Pax Viking – thoughts after first play

Ahhhhhhh the Pax series of games: complex, interactive, with inscrutable victory conditions and a cliff of a learning curve all inside tiny boxes with minimal components. With Pax Viking, now we have one that is not complex, and has (fairly) understandable victory conditions in a huge box! The question is: is this good? I think it is, as long as you set aside all thoughts of it being a Pax game or a Viking game.

I did not take any shots of the game so this one will have to do for now.

Our first go was with a whopping 5 players, and I think this is a bit too many for a first time out, not due to complexity, but due to the fact that no one knows what they are supposed to be doing and there’s quite a bit to unpack with the interactions.

You play as a Jarl who has a fleet of trading ships which are used to collect followers and open up areas on the map to trade with. This is not a viking/pillaging game regardless of what it says on the box: it’s a trading game.

Scoring (not necessarily the win conditions) is done via four tracks which indicate your Jarl’s influence over each of the four factions in the game: The Rus, the Swedes, the Jarls (warriors) and Religion. When you have majority control of one of these factions, you get a special action you can take that the other players can’t use.

Like all Pax games, Pax Viking has a market with 4 different types of cards: Gods (a type of follower), Patron (followers), Events (fuck you cards) and “Posts” which are places on the map that you can go and exploit/trade. As far as I can tell, posts represent opportunities on the map that only turn into actionable areas after you go there with your ships and open the opportunity up.

Turns consist of buying from the market, playing events, and moving your ships around the map or sitting them on a post to take the actions available there. The game reminded me a little bit of a rondel game (Great Western Trail) where you take actions at various spaces to build up resources for some other thing you are trying to do later. Unlike those games, you can move your ships around anywhere you want on the map. This makes planning a bit more difficult because there is no ‘on rails’ rondel you are following to force your choices.

Battles are super simple with no dice. If you have more ships, you remove one of the enemy ships and then push the rest out. No battle takes place with an even number of ships on both sides and you can never suffer losses as an attacker. It made me laugh as the act of killing is called “Parlay” in the game. ha!

Winning consists of fulfilling certain conditions before other players. There are 4 win conditions and these do not change–they stay static for the entire game an all four of them are open to be fulfilled from the outset.
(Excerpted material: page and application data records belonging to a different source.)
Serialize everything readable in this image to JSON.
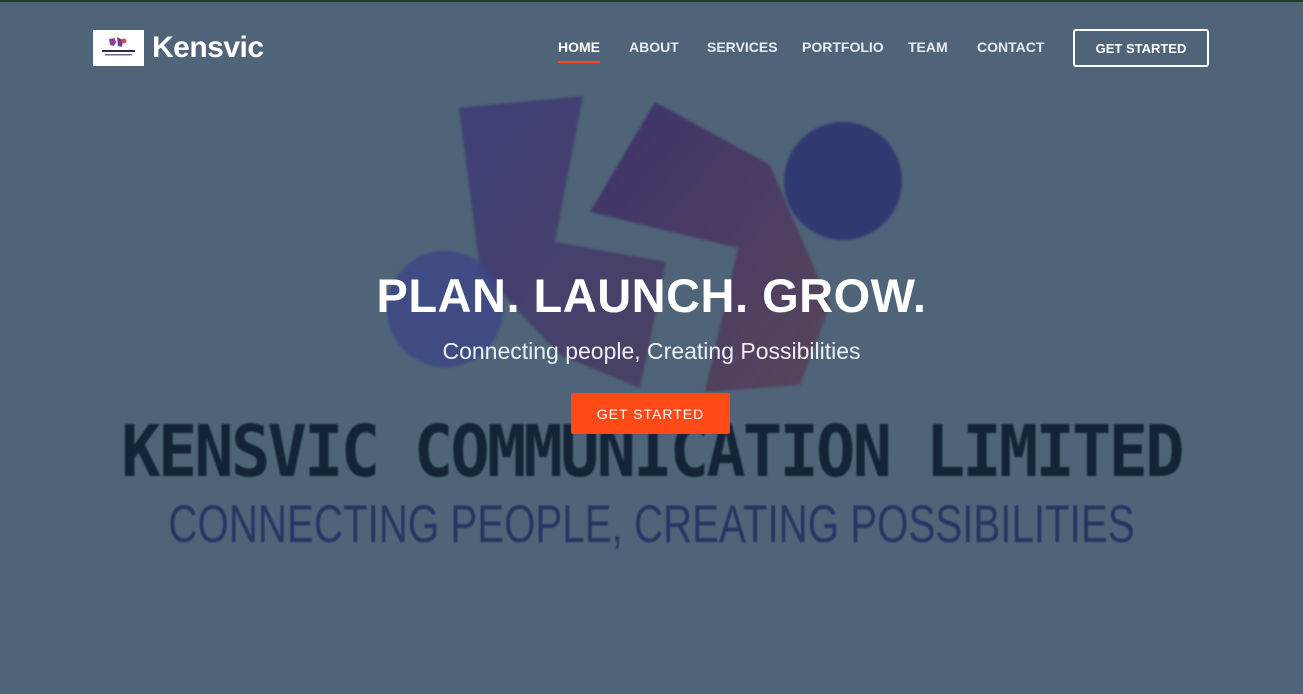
{
  "brand": {
    "name": "Kensvic",
    "logo_icon": "kensvic-logo-icon"
  },
  "nav": {
    "items": [
      {
        "label": "HOME",
        "active": true
      },
      {
        "label": "ABOUT",
        "active": false
      },
      {
        "label": "SERVICES",
        "active": false
      },
      {
        "label": "PORTFOLIO",
        "active": false
      },
      {
        "label": "TEAM",
        "active": false
      },
      {
        "label": "CONTACT",
        "active": false
      }
    ],
    "cta_label": "GET STARTED"
  },
  "hero": {
    "title": "PLAN. LAUNCH. GROW.",
    "subtitle": "Connecting people, Creating Possibilities",
    "cta_label": "GET STARTED",
    "background": {
      "company_name": "KENSVIC COMMUNICATION LIMITED",
      "tagline": "CONNECTING PEOPLE, CREATING POSSIBILITIES"
    }
  },
  "colors": {
    "overlay": "#4f6478",
    "accent": "#ff4a17",
    "text": "#ffffff"
  }
}
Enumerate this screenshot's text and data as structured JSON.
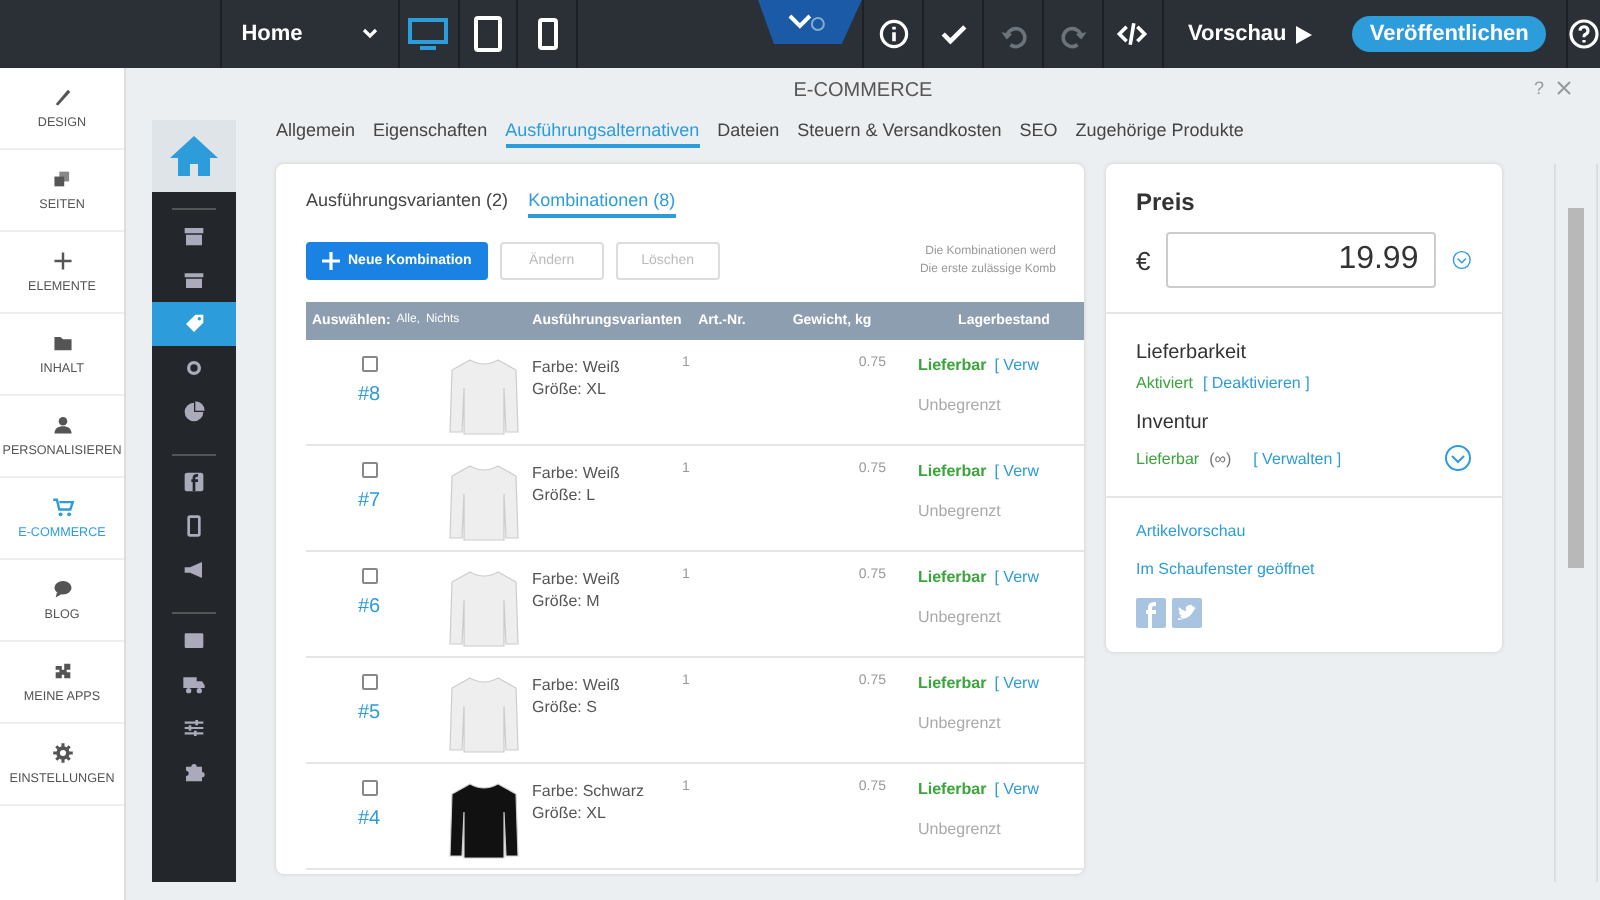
{
  "topbar": {
    "page_select": "Home",
    "devices": [
      {
        "selected": true
      },
      {
        "selected": false
      },
      {
        "selected": false
      }
    ],
    "tools": [
      {
        "disabled": false
      },
      {
        "disabled": false
      },
      {
        "disabled": true
      },
      {
        "disabled": true
      },
      {
        "disabled": false
      }
    ],
    "preview": "Vorschau",
    "publish": "Veröffentlichen"
  },
  "sidebar": {
    "items": [
      {
        "label": "DESIGN",
        "selected": false
      },
      {
        "label": "SEITEN",
        "selected": false
      },
      {
        "label": "ELEMENTE",
        "selected": false
      },
      {
        "label": "INHALT",
        "selected": false
      },
      {
        "label": "PERSONALISIEREN",
        "selected": false
      },
      {
        "label": "E-COMMERCE",
        "selected": true
      },
      {
        "label": "BLOG",
        "selected": false
      },
      {
        "label": "MEINE APPS",
        "selected": false
      },
      {
        "label": "EINSTELLUNGEN",
        "selected": false
      }
    ]
  },
  "dialog": {
    "title": "E-COMMERCE",
    "help": "?",
    "icon_nav": {
      "groups": [
        [
          {
            "selected": false
          },
          {
            "selected": false
          },
          {
            "selected": true
          },
          {
            "selected": false
          },
          {
            "selected": false
          }
        ],
        [
          {
            "selected": false
          },
          {
            "selected": false
          },
          {
            "selected": false
          }
        ],
        [
          {
            "selected": false
          },
          {
            "selected": false
          },
          {
            "selected": false
          },
          {
            "selected": false
          }
        ]
      ]
    },
    "tabs": [
      {
        "label": "Allgemein",
        "selected": false
      },
      {
        "label": "Eigenschaften",
        "selected": false
      },
      {
        "label": "Ausführungsalternativen",
        "selected": true
      },
      {
        "label": "Dateien",
        "selected": false
      },
      {
        "label": "Steuern & Versandkosten",
        "selected": false
      },
      {
        "label": "SEO",
        "selected": false
      },
      {
        "label": "Zugehörige Produkte",
        "selected": false
      }
    ],
    "subtabs": [
      {
        "label": "Ausführungsvarianten (2)",
        "selected": false
      },
      {
        "label": "Kombinationen (8)",
        "selected": true
      }
    ],
    "actions": [
      {
        "label": "Neue Kombination",
        "kind": "primary",
        "disabled": false
      },
      {
        "label": "Ändern",
        "kind": "plain",
        "disabled": true
      },
      {
        "label": "Löschen",
        "kind": "plain",
        "disabled": true
      }
    ],
    "note": [
      "Die Kombinationen werd",
      "Die erste zulässige Komb"
    ],
    "table": {
      "select_label": "Auswählen:",
      "select_all": "Alle,",
      "select_none": "Nichts",
      "columns": [
        "Ausführungsvarianten",
        "Art.-Nr.",
        "Gewicht, kg",
        "Lagerbestand"
      ],
      "rows": [
        {
          "checked": false,
          "number": "#8",
          "color": "#eeeeee",
          "variant": [
            "Farbe: Weiß",
            "Größe: XL"
          ],
          "art_nr": "1",
          "weight": "0.75",
          "status": "Lieferbar",
          "manage": "[ Verw",
          "stock": "Unbegrenzt"
        },
        {
          "checked": false,
          "number": "#7",
          "color": "#eeeeee",
          "variant": [
            "Farbe: Weiß",
            "Größe: L"
          ],
          "art_nr": "1",
          "weight": "0.75",
          "status": "Lieferbar",
          "manage": "[ Verw",
          "stock": "Unbegrenzt"
        },
        {
          "checked": false,
          "number": "#6",
          "color": "#eeeeee",
          "variant": [
            "Farbe: Weiß",
            "Größe: M"
          ],
          "art_nr": "1",
          "weight": "0.75",
          "status": "Lieferbar",
          "manage": "[ Verw",
          "stock": "Unbegrenzt"
        },
        {
          "checked": false,
          "number": "#5",
          "color": "#eeeeee",
          "variant": [
            "Farbe: Weiß",
            "Größe: S"
          ],
          "art_nr": "1",
          "weight": "0.75",
          "status": "Lieferbar",
          "manage": "[ Verw",
          "stock": "Unbegrenzt"
        },
        {
          "checked": false,
          "number": "#4",
          "color": "#111111",
          "variant": [
            "Farbe: Schwarz",
            "Größe: XL"
          ],
          "art_nr": "1",
          "weight": "0.75",
          "status": "Lieferbar",
          "manage": "[ Verw",
          "stock": "Unbegrenzt"
        }
      ]
    },
    "price": {
      "title": "Preis",
      "currency": "€",
      "value": "19.99"
    },
    "availability": {
      "title": "Lieferbarkeit",
      "state": "Aktiviert",
      "action": "[ Deaktivieren ]"
    },
    "inventory": {
      "title": "Inventur",
      "state": "Lieferbar",
      "qty": "(∞)",
      "action": "[ Verwalten ]"
    },
    "links": [
      "Artikelvorschau",
      "Im Schaufenster geöffnet"
    ]
  }
}
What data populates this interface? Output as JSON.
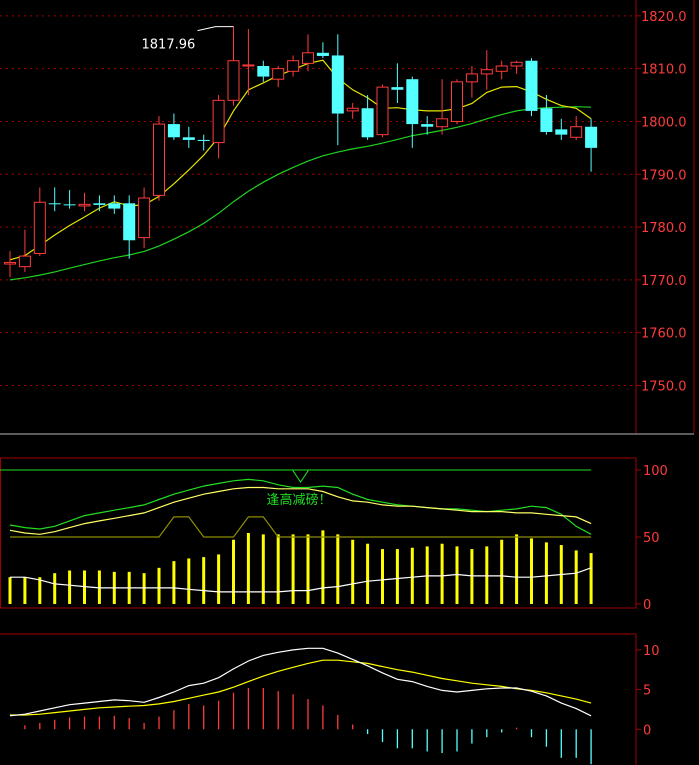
{
  "colors": {
    "background": "#000000",
    "up_candle": "#ff3b3b",
    "down_candle": "#54ffff",
    "ma_short": "#e6e600",
    "ma_long": "#1fd21f",
    "grid": "#a00000",
    "axis_text": "#ff3b3b",
    "kdj_line1": "#ffff66",
    "kdj_line2": "#22dd22",
    "kdj_hist": "#ffff00",
    "kdj_white": "#ffffff",
    "macd_dif": "#ffffff",
    "macd_dea": "#ffff00",
    "macd_pos": "#ff3b3b",
    "macd_neg": "#54ffff",
    "annotation": "#22dd22"
  },
  "chart_data": [
    {
      "type": "candlestick",
      "ylim": [
        1741,
        1823
      ],
      "yticks": [
        "1820.0",
        "1810.0",
        "1800.0",
        "1790.0",
        "1780.0",
        "1770.0",
        "1760.0",
        "1750.0"
      ],
      "high_annotation": "1817.96",
      "candles": [
        {
          "o": 1773.0,
          "h": 1775.5,
          "l": 1770.5,
          "c": 1773.3
        },
        {
          "o": 1772.5,
          "h": 1779.5,
          "l": 1771.5,
          "c": 1774.5
        },
        {
          "o": 1775.0,
          "h": 1787.5,
          "l": 1774.5,
          "c": 1784.7
        },
        {
          "o": 1784.5,
          "h": 1787.5,
          "l": 1783.0,
          "c": 1784.4
        },
        {
          "o": 1784.3,
          "h": 1787.0,
          "l": 1783.5,
          "c": 1784.2
        },
        {
          "o": 1784.0,
          "h": 1786.5,
          "l": 1783.0,
          "c": 1784.3
        },
        {
          "o": 1784.5,
          "h": 1786.0,
          "l": 1783.0,
          "c": 1784.2
        },
        {
          "o": 1784.5,
          "h": 1786.0,
          "l": 1782.5,
          "c": 1783.5
        },
        {
          "o": 1784.5,
          "h": 1786.0,
          "l": 1774.0,
          "c": 1777.5
        },
        {
          "o": 1778.0,
          "h": 1787.5,
          "l": 1776.0,
          "c": 1785.5
        },
        {
          "o": 1786.0,
          "h": 1801.0,
          "l": 1785.0,
          "c": 1799.5
        },
        {
          "o": 1799.5,
          "h": 1801.5,
          "l": 1796.5,
          "c": 1797.0
        },
        {
          "o": 1797.0,
          "h": 1799.0,
          "l": 1795.0,
          "c": 1796.5
        },
        {
          "o": 1796.5,
          "h": 1797.5,
          "l": 1794.5,
          "c": 1796.3
        },
        {
          "o": 1796.0,
          "h": 1805.0,
          "l": 1793.0,
          "c": 1804.0
        },
        {
          "o": 1804.0,
          "h": 1817.96,
          "l": 1803.0,
          "c": 1811.5
        },
        {
          "o": 1810.5,
          "h": 1817.5,
          "l": 1805.0,
          "c": 1810.7
        },
        {
          "o": 1810.5,
          "h": 1811.5,
          "l": 1807.5,
          "c": 1808.5
        },
        {
          "o": 1808.0,
          "h": 1810.5,
          "l": 1806.5,
          "c": 1810.0
        },
        {
          "o": 1809.5,
          "h": 1812.5,
          "l": 1808.5,
          "c": 1811.5
        },
        {
          "o": 1811.0,
          "h": 1816.5,
          "l": 1809.5,
          "c": 1813.0
        },
        {
          "o": 1813.0,
          "h": 1815.0,
          "l": 1812.0,
          "c": 1812.4
        },
        {
          "o": 1812.5,
          "h": 1816.5,
          "l": 1795.5,
          "c": 1801.5
        },
        {
          "o": 1802.0,
          "h": 1803.5,
          "l": 1800.5,
          "c": 1802.5
        },
        {
          "o": 1802.5,
          "h": 1805.0,
          "l": 1796.5,
          "c": 1797.0
        },
        {
          "o": 1797.5,
          "h": 1807.0,
          "l": 1797.0,
          "c": 1806.5
        },
        {
          "o": 1806.5,
          "h": 1811.0,
          "l": 1803.5,
          "c": 1806.0
        },
        {
          "o": 1808.0,
          "h": 1808.5,
          "l": 1795.0,
          "c": 1799.5
        },
        {
          "o": 1799.5,
          "h": 1801.0,
          "l": 1797.5,
          "c": 1799.0
        },
        {
          "o": 1799.0,
          "h": 1808.0,
          "l": 1797.5,
          "c": 1800.5
        },
        {
          "o": 1800.0,
          "h": 1808.0,
          "l": 1799.5,
          "c": 1807.5
        },
        {
          "o": 1807.5,
          "h": 1810.5,
          "l": 1804.5,
          "c": 1809.0
        },
        {
          "o": 1809.0,
          "h": 1813.5,
          "l": 1806.0,
          "c": 1809.8
        },
        {
          "o": 1809.5,
          "h": 1811.5,
          "l": 1808.0,
          "c": 1810.5
        },
        {
          "o": 1810.5,
          "h": 1811.5,
          "l": 1809.0,
          "c": 1811.2
        },
        {
          "o": 1811.5,
          "h": 1812.0,
          "l": 1801.0,
          "c": 1802.0
        },
        {
          "o": 1802.5,
          "h": 1805.0,
          "l": 1797.5,
          "c": 1798.0
        },
        {
          "o": 1798.5,
          "h": 1800.5,
          "l": 1796.5,
          "c": 1797.5
        },
        {
          "o": 1797.0,
          "h": 1801.0,
          "l": 1796.5,
          "c": 1799.0
        },
        {
          "o": 1799.0,
          "h": 1800.5,
          "l": 1790.5,
          "c": 1795.0
        }
      ],
      "ma_short": [
        1773.8,
        1774.6,
        1776.5,
        1778.5,
        1780.3,
        1781.9,
        1783.6,
        1784.8,
        1784.0,
        1784.2,
        1785.8,
        1788.2,
        1790.8,
        1793.6,
        1797.0,
        1802.0,
        1806.0,
        1807.3,
        1808.7,
        1809.8,
        1811.0,
        1811.6,
        1808.2,
        1806.0,
        1804.5,
        1802.5,
        1802.6,
        1802.2,
        1802.0,
        1802.0,
        1802.4,
        1803.4,
        1805.5,
        1806.5,
        1806.6,
        1805.6,
        1804.2,
        1803.0,
        1802.5,
        1800.5
      ],
      "ma_long": [
        1770.0,
        1770.4,
        1770.9,
        1771.5,
        1772.2,
        1772.9,
        1773.6,
        1774.2,
        1774.7,
        1775.4,
        1776.4,
        1777.7,
        1779.1,
        1780.7,
        1782.6,
        1784.8,
        1786.8,
        1788.5,
        1790.0,
        1791.3,
        1792.5,
        1793.5,
        1794.2,
        1794.8,
        1795.3,
        1795.9,
        1796.6,
        1797.3,
        1797.8,
        1798.3,
        1798.9,
        1799.6,
        1800.5,
        1801.3,
        1802.0,
        1802.4,
        1802.6,
        1802.7,
        1802.8,
        1802.7
      ]
    },
    {
      "type": "kdj",
      "ylim": [
        -3,
        109
      ],
      "yticks": [
        "100",
        "50",
        "0"
      ],
      "annotation": "逢高减磅！",
      "line1": [
        55,
        53,
        52,
        54,
        57,
        60,
        62,
        64,
        66,
        68,
        72,
        76,
        79,
        82,
        84,
        86,
        87,
        87,
        86,
        86,
        86,
        84,
        80,
        77,
        76,
        74,
        73,
        73,
        72,
        71,
        70,
        69,
        69,
        69,
        68,
        68,
        67,
        66,
        65,
        60
      ],
      "line2": [
        59,
        57,
        56,
        58,
        62,
        66,
        68,
        70,
        72,
        74,
        78,
        82,
        85,
        88,
        90,
        92,
        93,
        92,
        89,
        87,
        87,
        88,
        87,
        82,
        78,
        76,
        74,
        73,
        72,
        71,
        71,
        70,
        69,
        70,
        71,
        73,
        72,
        67,
        58,
        52
      ],
      "hist": [
        20,
        20,
        20,
        23,
        25,
        25,
        25,
        24,
        24,
        23,
        27,
        32,
        34,
        35,
        37,
        48,
        53,
        52,
        52,
        52,
        52,
        55,
        52,
        48,
        45,
        41,
        41,
        42,
        43,
        45,
        43,
        41,
        43,
        48,
        52,
        49,
        46,
        44,
        40,
        38
      ],
      "line_white": [
        20,
        20,
        18,
        15,
        14,
        13,
        12,
        12,
        12,
        12,
        12,
        12,
        11,
        10,
        9,
        9,
        9,
        9,
        9,
        10,
        10,
        12,
        13,
        15,
        17,
        18,
        19,
        20,
        21,
        21,
        22,
        21,
        21,
        21,
        20,
        20,
        21,
        22,
        23,
        27
      ],
      "step_top": 100,
      "step_line": [
        50,
        50,
        50,
        50,
        50,
        50,
        50,
        50,
        50,
        50,
        50,
        65,
        65,
        50,
        50,
        50,
        65,
        65,
        50,
        50,
        50,
        50,
        50,
        50,
        50,
        50,
        50,
        50,
        50,
        50,
        50,
        50,
        50,
        50,
        50,
        50,
        50,
        50,
        50,
        50
      ]
    },
    {
      "type": "macd",
      "ylim": [
        -4.5,
        12
      ],
      "yticks": [
        "10",
        "5",
        "0"
      ],
      "dif": [
        1.7,
        1.9,
        2.3,
        2.7,
        3.1,
        3.3,
        3.5,
        3.7,
        3.6,
        3.4,
        4.0,
        4.7,
        5.5,
        5.8,
        6.5,
        7.6,
        8.6,
        9.3,
        9.7,
        10.0,
        10.2,
        10.2,
        9.6,
        8.8,
        8.0,
        7.1,
        6.3,
        6.0,
        5.4,
        4.9,
        4.7,
        4.9,
        5.1,
        5.2,
        5.2,
        4.8,
        4.2,
        3.3,
        2.6,
        1.7
      ],
      "dea": [
        1.8,
        1.8,
        1.9,
        2.1,
        2.3,
        2.5,
        2.7,
        2.8,
        2.9,
        3.0,
        3.2,
        3.5,
        3.9,
        4.3,
        4.7,
        5.3,
        6.0,
        6.7,
        7.3,
        7.8,
        8.3,
        8.7,
        8.7,
        8.5,
        8.3,
        7.9,
        7.5,
        7.2,
        6.8,
        6.4,
        6.1,
        5.8,
        5.6,
        5.4,
        5.1,
        4.9,
        4.6,
        4.2,
        3.8,
        3.3
      ],
      "hist": [
        0,
        0.5,
        0.8,
        1.2,
        1.5,
        1.6,
        1.6,
        1.7,
        1.4,
        0.8,
        1.6,
        2.4,
        3.2,
        3.0,
        3.6,
        4.6,
        5.2,
        5.2,
        4.8,
        4.4,
        3.8,
        3.0,
        1.8,
        0.6,
        -0.6,
        -1.6,
        -2.4,
        -2.4,
        -2.8,
        -3.0,
        -2.8,
        -1.8,
        -1.0,
        -0.4,
        0.2,
        -1.0,
        -2.2,
        -3.6,
        -3.6,
        -4.4
      ]
    }
  ]
}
In contrast to the other Pax games, you do not beat the other players in some sort of contest after a comet/topple nor do you trigger the availability of a win condition that is now open to all players via an event. Instead, you race them to complete one of the conditions to win.

In thinking about this game and what it is mostly like– I would say certainly this is not like the other Pax games. The closest cousin to Pax Viking in my humble opinion is Merchant of Venus and Wasteland Express. If you like those two, you should definitely check out Pax Viking. It’s really not a traditional Viking game, it’s an ‘open up markets and trading game’ at it’s core. I’m interested to play this again with that in mind. When I squint my eyes a bit at this design I see a deep space trading game where you have two empires, a religion and some other faction that you are trying to succeed as a space trader in context of. That theme seems to fit this system a lot more than Vikings.

Rulebook is good. Graphic design is fair, components are good, Map looks good, though it’s tough to see all the rivers/access points sometimes. Character artwork is really boring and mundane, from the cover of the box to the pictures of the gods and the Jarl’s themselves. When you own TWO Viking games with art from the LEGENDARY Adrian Smith, it’s tough to stand against that favorably. When you are doing art representing a Norse god, it should not look just like any of the other normal characters in your game.

Next up for me from Ion Games is Bios Mesofauna– probably game of the year unless something comes out of the blue.

Leave a Reply

Your email address will not be published.

This site uses Akismet to reduce spam. Learn how your comment data is processed.